On Sunday, the 24th of May, having returned to Powhatan's seat, they made a feast for him of pork, cooked with peas, and the Captain and King ate familiarly together; "he eat very freshly of our meats, dranck of our beere, aquavite, and sack." Under the influence of this sack and aquavite the King was very communicative about the interior of the country, and promised to guide them to the mines of iron and copper; but the wary chief seems to have thought better of it when he got sober, and put them off with the difficulties and dangers of the way. On one of the islets below the Falls, Captain Newport set up a cross with the inscription "Jacobus, Rex, 1607," and his own name beneath, and James was proclaimed King with a great shout. Powhatan was displeased with their importunity to go further up the river, and departed with all the Indians, except the friendly Navirans, who had accompanied them from Arahatic. Navirans greatly admired the cross, but Newport hit upon an explanation of its meaning that should dispel the suspicions of Powhatan. He told him that the two arms of the cross signified King Powhatan and himself, the fastening of it in the middle was their united league, and the shout was the reverence he did to Powhatan. This explanation being made to Powhatan greatly contented him, and he came on board and gave them the kindest farewell when they dropped down the river.

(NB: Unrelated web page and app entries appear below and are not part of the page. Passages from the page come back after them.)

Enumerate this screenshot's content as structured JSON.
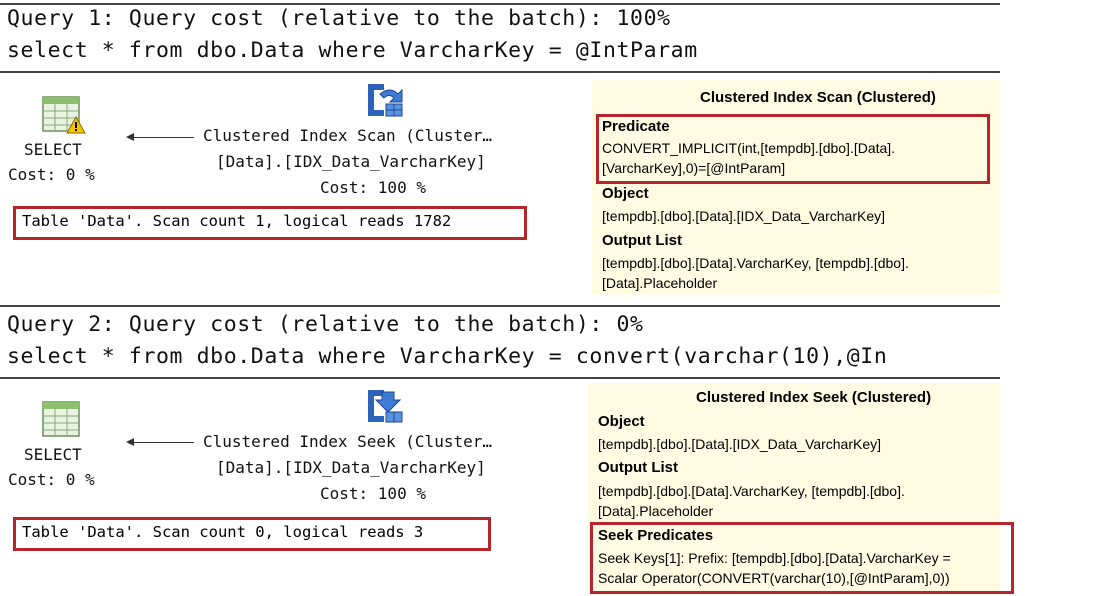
{
  "query1": {
    "header": "Query 1: Query cost (relative to the batch): 100%",
    "sql": "select * from dbo.Data where VarcharKey = @IntParam",
    "select_label": "SELECT",
    "select_cost": "Cost: 0 %",
    "op_name": "Clustered Index Scan (Cluster…",
    "op_object": "[Data].[IDX_Data_VarcharKey]",
    "op_cost": "Cost: 100 %",
    "stats": "Table 'Data'. Scan count 1, logical reads 1782",
    "tooltip": {
      "title": "Clustered Index Scan (Clustered)",
      "predicate_head": "Predicate",
      "predicate_line1": "CONVERT_IMPLICIT(int,[tempdb].[dbo].[Data].",
      "predicate_line2": "[VarcharKey],0)=[@IntParam]",
      "object_head": "Object",
      "object_line": "[tempdb].[dbo].[Data].[IDX_Data_VarcharKey]",
      "output_head": "Output List",
      "output_line1": "[tempdb].[dbo].[Data].VarcharKey, [tempdb].[dbo].",
      "output_line2": "[Data].Placeholder"
    }
  },
  "query2": {
    "header": "Query 2: Query cost (relative to the batch): 0%",
    "sql": "select * from dbo.Data where VarcharKey = convert(varchar(10),@In",
    "select_label": "SELECT",
    "select_cost": "Cost: 0 %",
    "op_name": "Clustered Index Seek (Cluster…",
    "op_object": "[Data].[IDX_Data_VarcharKey]",
    "op_cost": "Cost: 100 %",
    "stats": "Table 'Data'. Scan count 0, logical reads 3",
    "tooltip": {
      "title": "Clustered Index Seek (Clustered)",
      "object_head": "Object",
      "object_line": "[tempdb].[dbo].[Data].[IDX_Data_VarcharKey]",
      "output_head": "Output List",
      "output_line1": "[tempdb].[dbo].[Data].VarcharKey, [tempdb].[dbo].",
      "output_line2": "[Data].Placeholder",
      "seek_head": "Seek Predicates",
      "seek_line1": "Seek Keys[1]: Prefix: [tempdb].[dbo].[Data].VarcharKey =",
      "seek_line2": "Scalar Operator(CONVERT(varchar(10),[@IntParam],0))"
    }
  },
  "icons": {
    "select_icon": "table-grid-icon",
    "warning_icon": "warning-icon",
    "scan_icon": "clustered-index-scan-icon",
    "seek_icon": "clustered-index-seek-icon"
  },
  "colors": {
    "highlight_border": "#b5252b",
    "tooltip_background": "#fffbe3",
    "operator_icon_blue": "#2a63b8"
  }
}
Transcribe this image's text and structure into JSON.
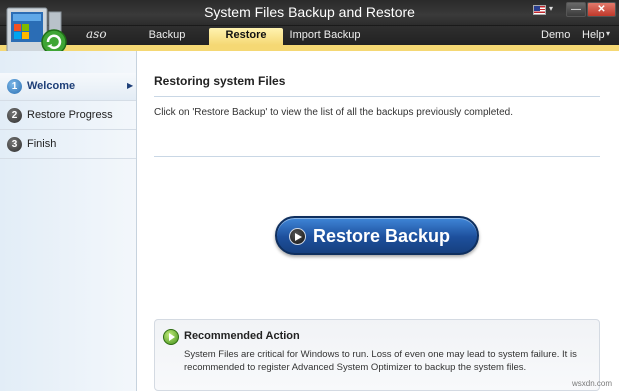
{
  "window": {
    "title": "System Files Backup and Restore",
    "brand": "aso"
  },
  "menu": {
    "tabs": [
      {
        "label": "Backup"
      },
      {
        "label": "Restore"
      },
      {
        "label": "Import Backup"
      }
    ],
    "active_tab": "Restore",
    "demo_label": "Demo",
    "help_label": "Help"
  },
  "sidebar": {
    "items": [
      {
        "num": "1",
        "label": "Welcome"
      },
      {
        "num": "2",
        "label": "Restore Progress"
      },
      {
        "num": "3",
        "label": "Finish"
      }
    ],
    "active_item": "Welcome"
  },
  "main": {
    "heading": "Restoring system Files",
    "description": "Click on 'Restore Backup' to view the list of all the backups previously completed.",
    "restore_button_label": "Restore Backup",
    "recommended": {
      "title": "Recommended Action",
      "line1": "System Files are critical for Windows to run. Loss of even one may lead to system failure. It is",
      "line2": "recommended to register Advanced System Optimizer to backup the system files."
    }
  },
  "watermark": "wsxdn.com",
  "colors": {
    "accent_yellow": "#f5d874",
    "button_blue": "#1d4f9c",
    "titlebar_dark": "#2a2a2a",
    "close_red": "#c0392b"
  },
  "icons": [
    "app-logo-icon",
    "us-flag-icon",
    "minimize-icon",
    "close-icon",
    "play-icon",
    "recommend-arrow-icon",
    "chevron-right-icon"
  ]
}
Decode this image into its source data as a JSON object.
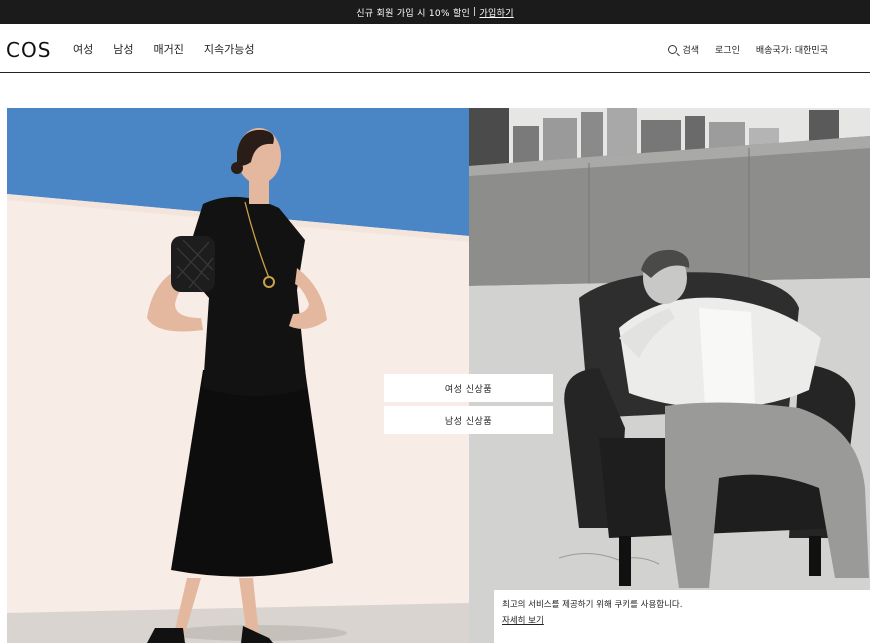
{
  "promo": {
    "text": "신규 회원 가입 시 10% 할인",
    "separator": "|",
    "link": "가입하기"
  },
  "header": {
    "logo": "COS",
    "nav": [
      "여성",
      "남성",
      "매거진",
      "지속가능성"
    ],
    "search_label": "검색",
    "login_label": "로그인",
    "shipping_label": "배송국가: 대한민국"
  },
  "hero": {
    "cta_women": "여성 신상품",
    "cta_men": "남성 신상품"
  },
  "cookie": {
    "message": "최고의 서비스를 제공하기 위해 쿠키를 사용합니다.",
    "link": "자세히 보기"
  },
  "colors": {
    "promo_bg": "#1b1b1b",
    "sky": "#4a86c6",
    "wall": "#f7ece6"
  }
}
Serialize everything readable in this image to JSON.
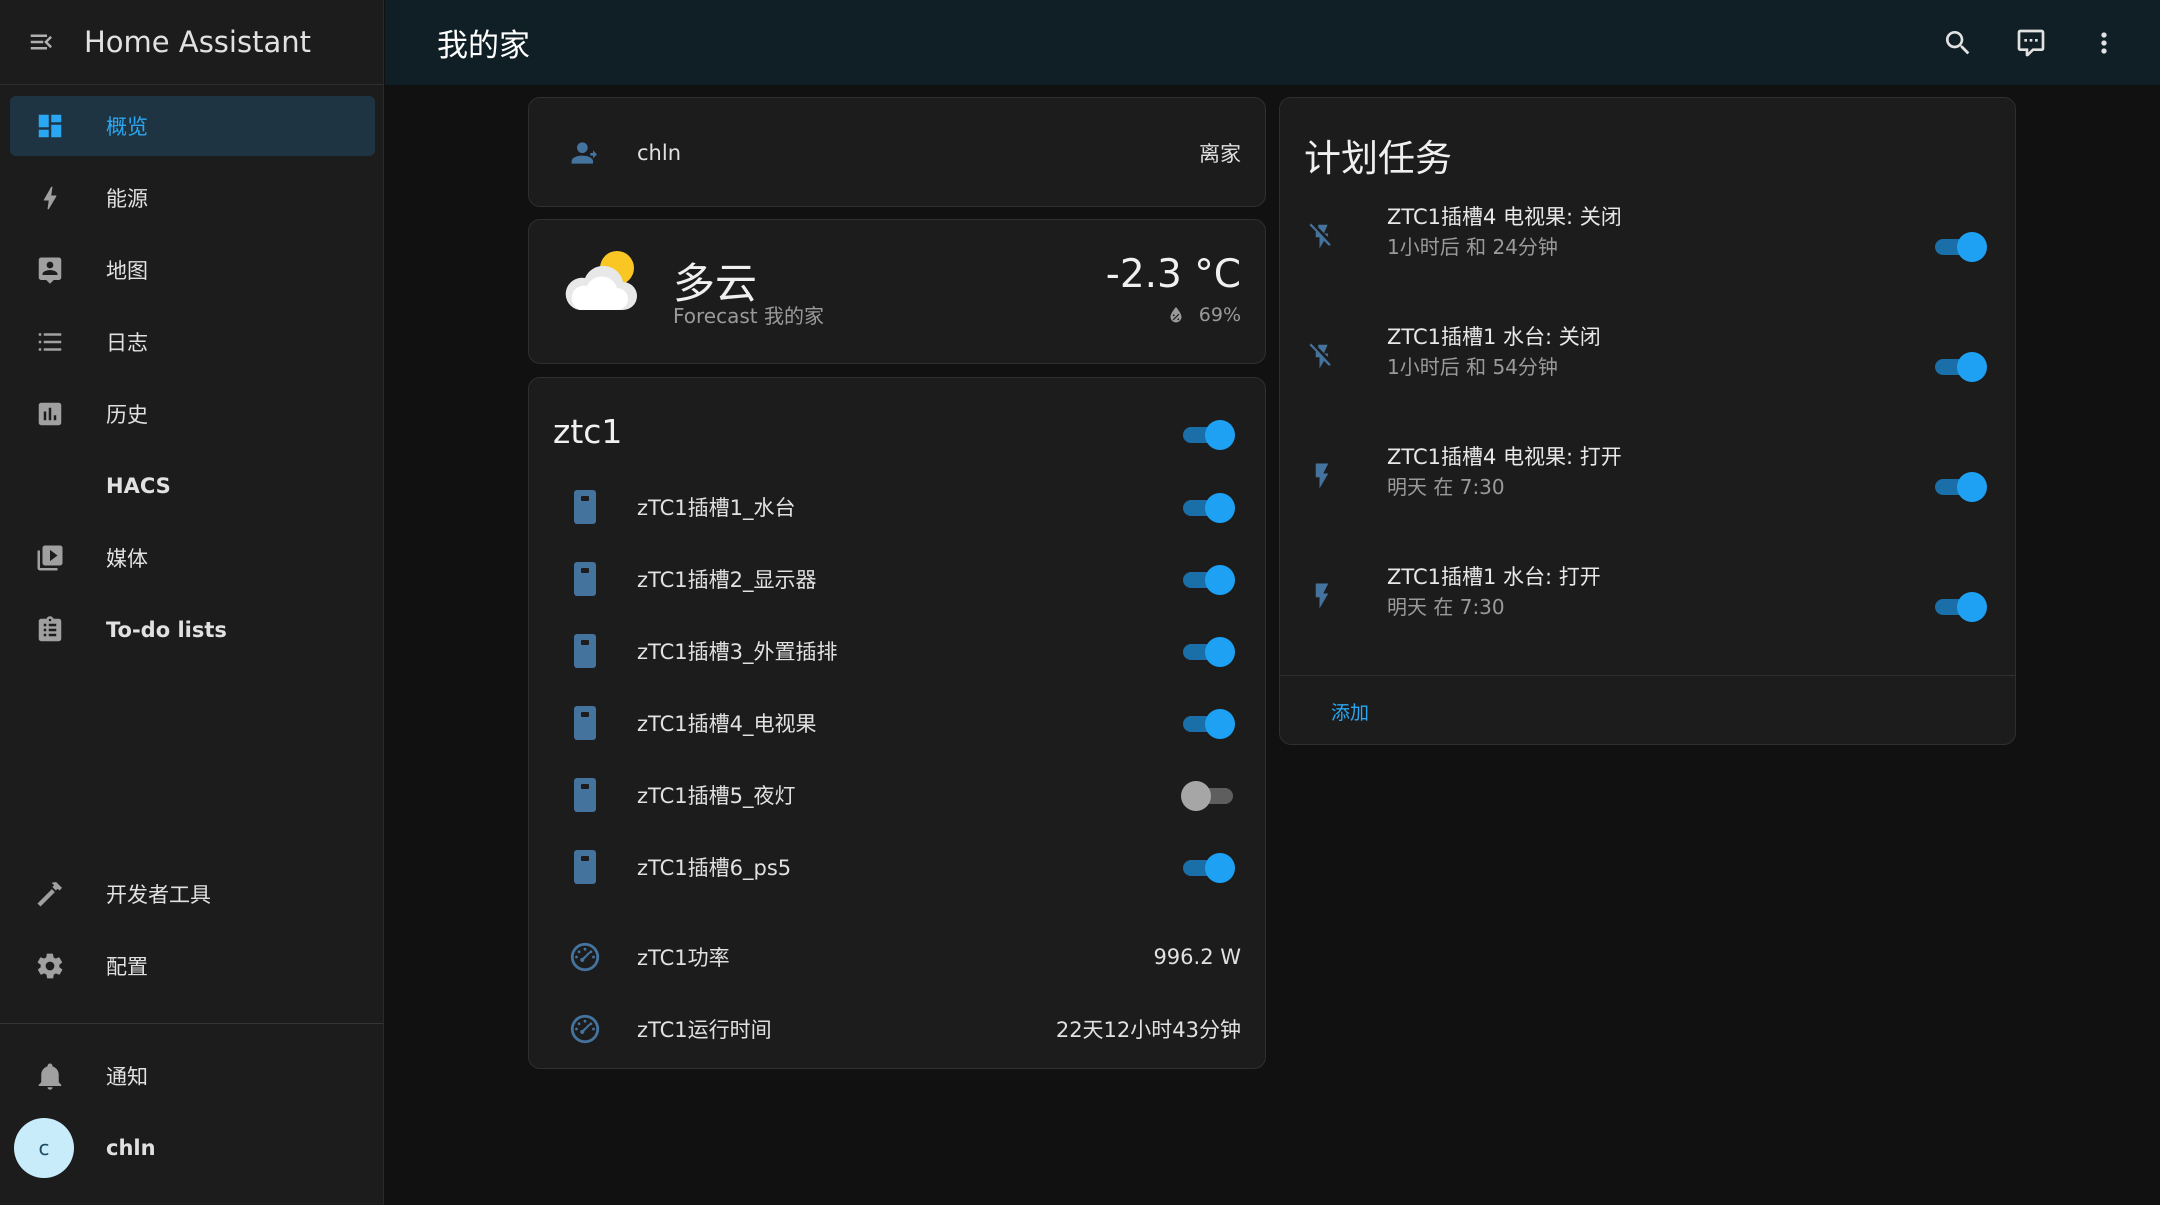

At Arahatic they found the King had provided victuals for them, but, says Newport, "the King told us that he was very sick and not able to sit up long with us." The inability of the noble red man to sit up was no doubt due to too much Christian sack and aquavite, for on "Monday he came to the wa